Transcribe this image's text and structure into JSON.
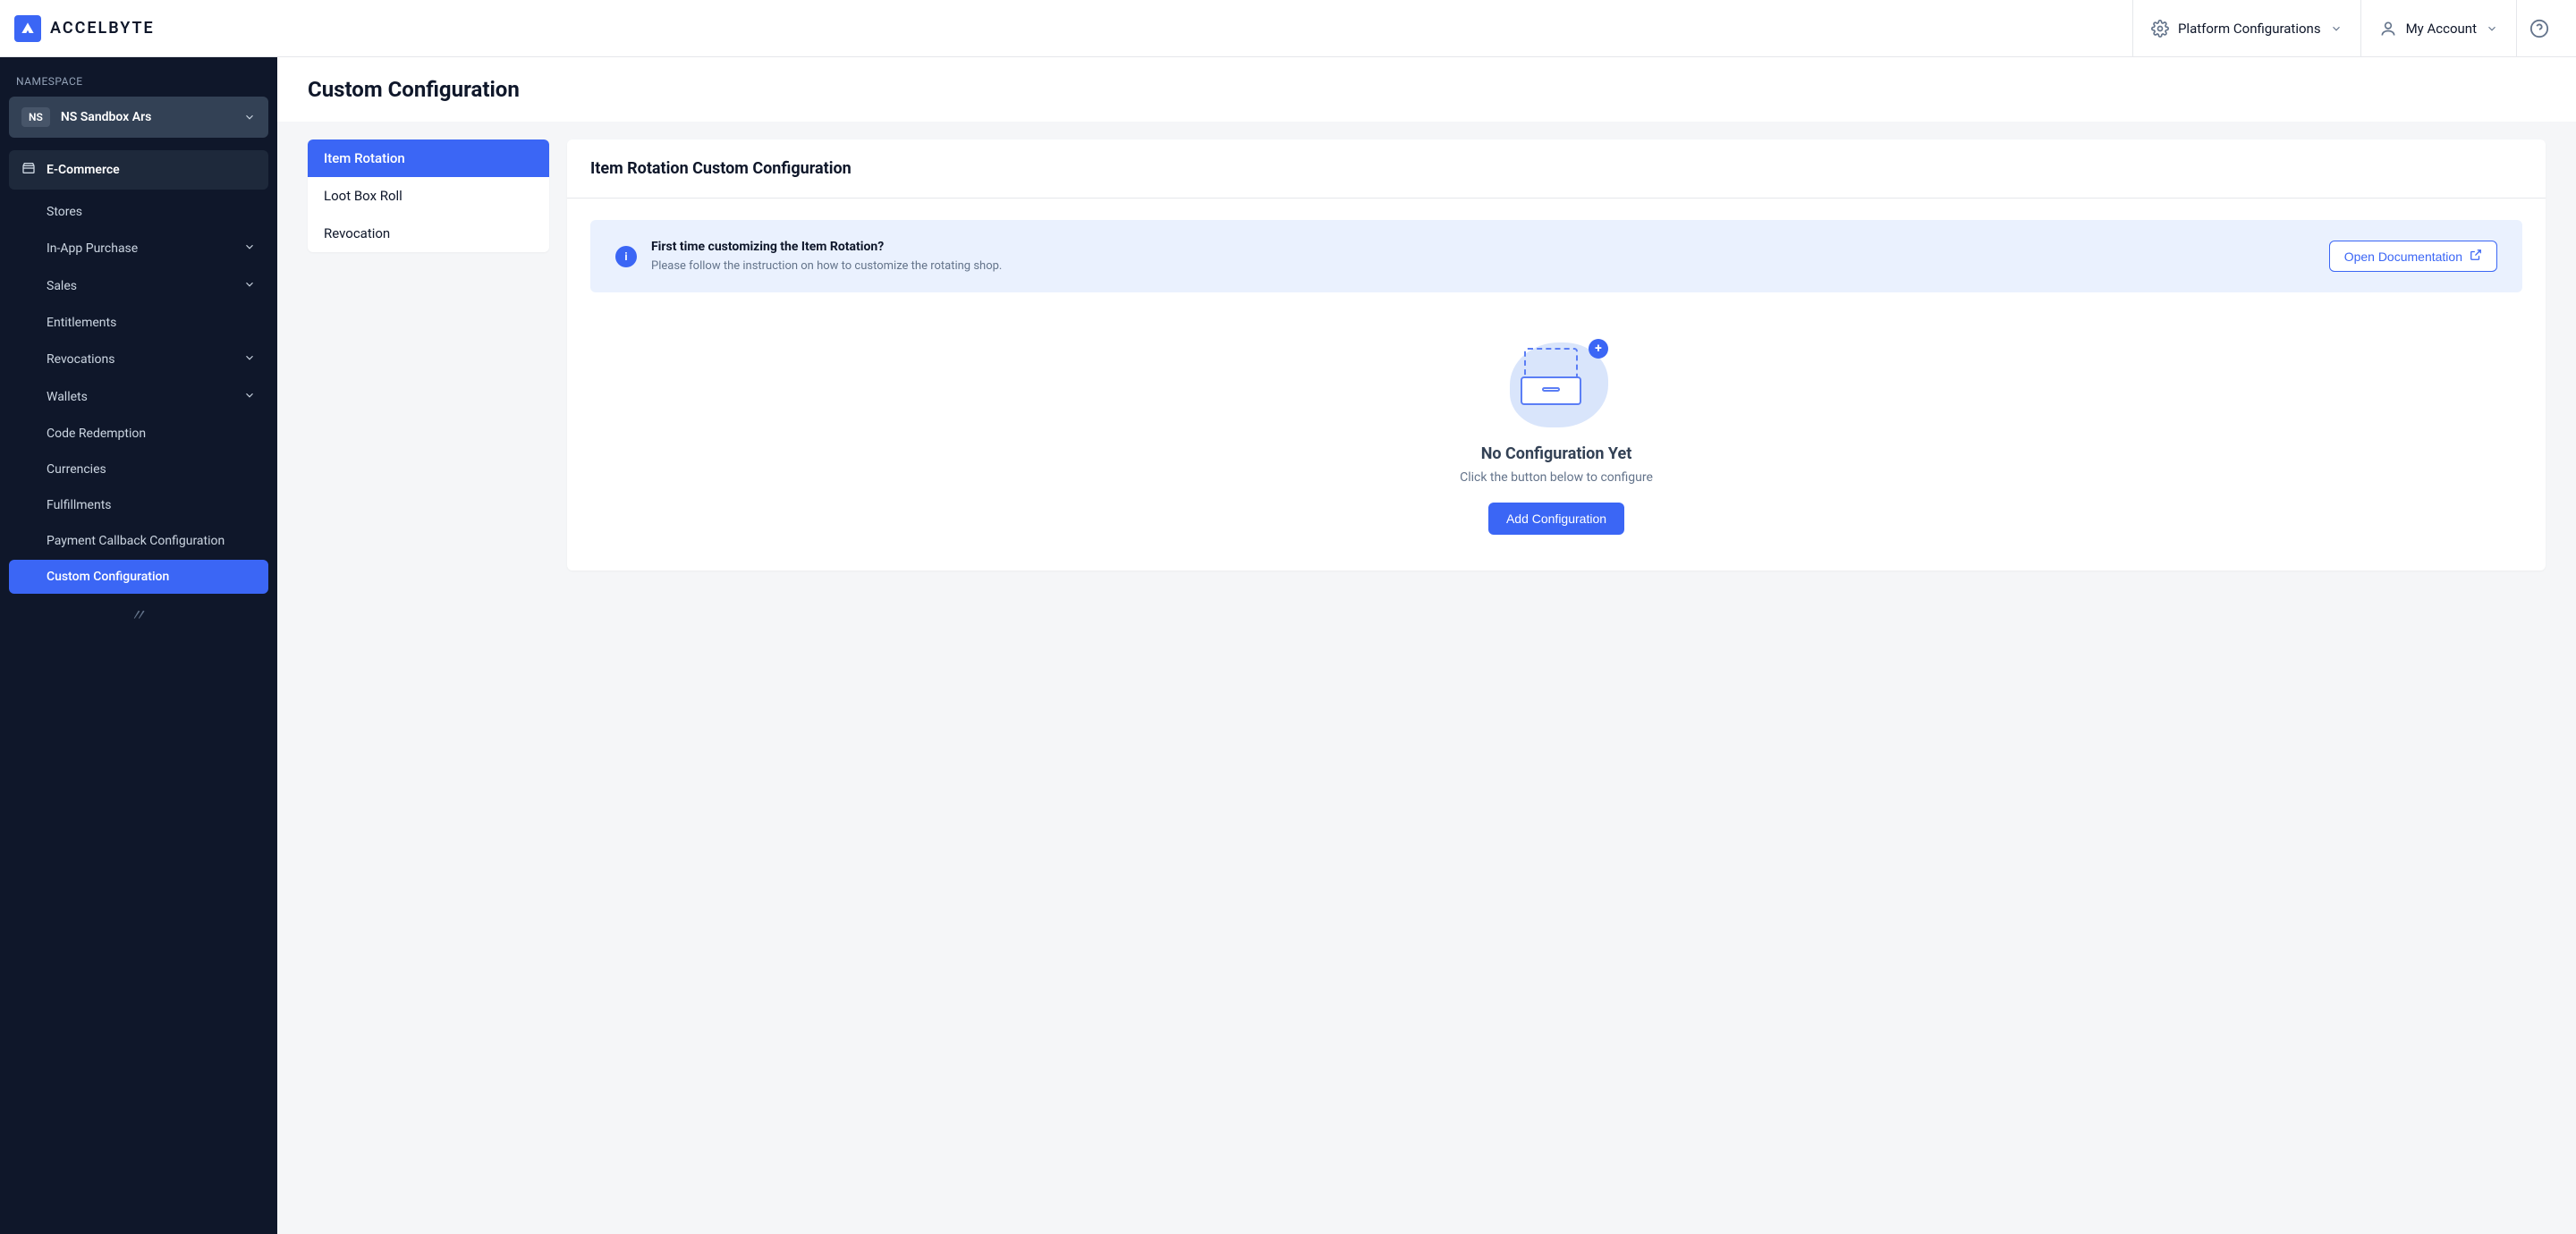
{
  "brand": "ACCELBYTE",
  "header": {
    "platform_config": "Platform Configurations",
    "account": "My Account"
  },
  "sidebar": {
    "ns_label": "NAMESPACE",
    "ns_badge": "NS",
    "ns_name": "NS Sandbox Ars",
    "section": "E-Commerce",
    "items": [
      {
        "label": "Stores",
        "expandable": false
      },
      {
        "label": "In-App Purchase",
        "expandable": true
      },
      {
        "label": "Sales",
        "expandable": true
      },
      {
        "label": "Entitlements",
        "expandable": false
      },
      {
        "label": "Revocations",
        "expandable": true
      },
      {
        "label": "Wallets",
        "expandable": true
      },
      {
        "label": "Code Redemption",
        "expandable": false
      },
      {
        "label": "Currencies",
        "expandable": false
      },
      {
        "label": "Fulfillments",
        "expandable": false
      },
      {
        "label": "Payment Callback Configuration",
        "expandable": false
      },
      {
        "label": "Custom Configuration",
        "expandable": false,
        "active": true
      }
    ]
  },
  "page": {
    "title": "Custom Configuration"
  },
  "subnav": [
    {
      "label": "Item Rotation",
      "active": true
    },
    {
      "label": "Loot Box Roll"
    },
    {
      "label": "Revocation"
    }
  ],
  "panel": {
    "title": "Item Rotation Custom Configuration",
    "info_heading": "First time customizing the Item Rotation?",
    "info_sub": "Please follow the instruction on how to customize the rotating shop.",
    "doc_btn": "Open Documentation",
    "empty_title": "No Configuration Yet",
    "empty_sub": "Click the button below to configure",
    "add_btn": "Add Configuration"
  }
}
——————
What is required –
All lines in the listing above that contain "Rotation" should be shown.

Output below –
      "label": "Item Rotation",
    "title": "Item Rotation Custom Configuration",
    "info_heading": "First time customizing the Item Rotation?",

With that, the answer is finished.